Task objective: With the records as your source, report how many lines contain "Project". Add no other words.

Supplied entries:
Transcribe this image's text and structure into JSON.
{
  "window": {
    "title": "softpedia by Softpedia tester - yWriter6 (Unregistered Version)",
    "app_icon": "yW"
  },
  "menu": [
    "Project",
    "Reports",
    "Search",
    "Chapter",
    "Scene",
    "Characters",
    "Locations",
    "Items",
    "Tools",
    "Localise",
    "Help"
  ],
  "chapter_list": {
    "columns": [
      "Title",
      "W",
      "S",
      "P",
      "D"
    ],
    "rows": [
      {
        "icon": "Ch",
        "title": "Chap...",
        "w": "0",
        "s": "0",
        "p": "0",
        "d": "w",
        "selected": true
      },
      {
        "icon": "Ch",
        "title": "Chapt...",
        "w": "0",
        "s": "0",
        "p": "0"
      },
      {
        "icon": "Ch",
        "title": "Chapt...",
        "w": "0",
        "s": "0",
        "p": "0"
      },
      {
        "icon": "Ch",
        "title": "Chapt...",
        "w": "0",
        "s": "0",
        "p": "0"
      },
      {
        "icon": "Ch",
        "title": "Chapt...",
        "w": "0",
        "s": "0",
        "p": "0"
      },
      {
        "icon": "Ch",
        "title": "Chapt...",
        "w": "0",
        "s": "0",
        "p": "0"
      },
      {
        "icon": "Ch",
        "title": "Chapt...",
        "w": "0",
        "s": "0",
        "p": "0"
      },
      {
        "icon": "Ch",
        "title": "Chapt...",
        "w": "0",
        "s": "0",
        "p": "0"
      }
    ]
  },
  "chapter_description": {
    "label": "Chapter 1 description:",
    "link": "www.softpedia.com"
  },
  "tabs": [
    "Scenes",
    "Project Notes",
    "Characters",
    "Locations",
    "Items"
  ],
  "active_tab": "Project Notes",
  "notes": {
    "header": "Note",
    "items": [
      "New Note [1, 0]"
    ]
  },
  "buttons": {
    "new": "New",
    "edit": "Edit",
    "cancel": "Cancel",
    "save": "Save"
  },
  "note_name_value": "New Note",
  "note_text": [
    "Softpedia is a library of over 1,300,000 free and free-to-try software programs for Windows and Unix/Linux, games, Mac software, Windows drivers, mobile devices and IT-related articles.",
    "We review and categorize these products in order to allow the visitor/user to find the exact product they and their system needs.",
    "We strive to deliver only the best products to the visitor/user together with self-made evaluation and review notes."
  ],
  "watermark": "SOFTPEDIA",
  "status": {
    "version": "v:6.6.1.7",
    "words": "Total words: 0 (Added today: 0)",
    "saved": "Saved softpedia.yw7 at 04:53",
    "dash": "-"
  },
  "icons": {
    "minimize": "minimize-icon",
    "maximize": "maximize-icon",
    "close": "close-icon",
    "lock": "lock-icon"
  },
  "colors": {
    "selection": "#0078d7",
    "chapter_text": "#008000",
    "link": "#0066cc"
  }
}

Output of the task: 3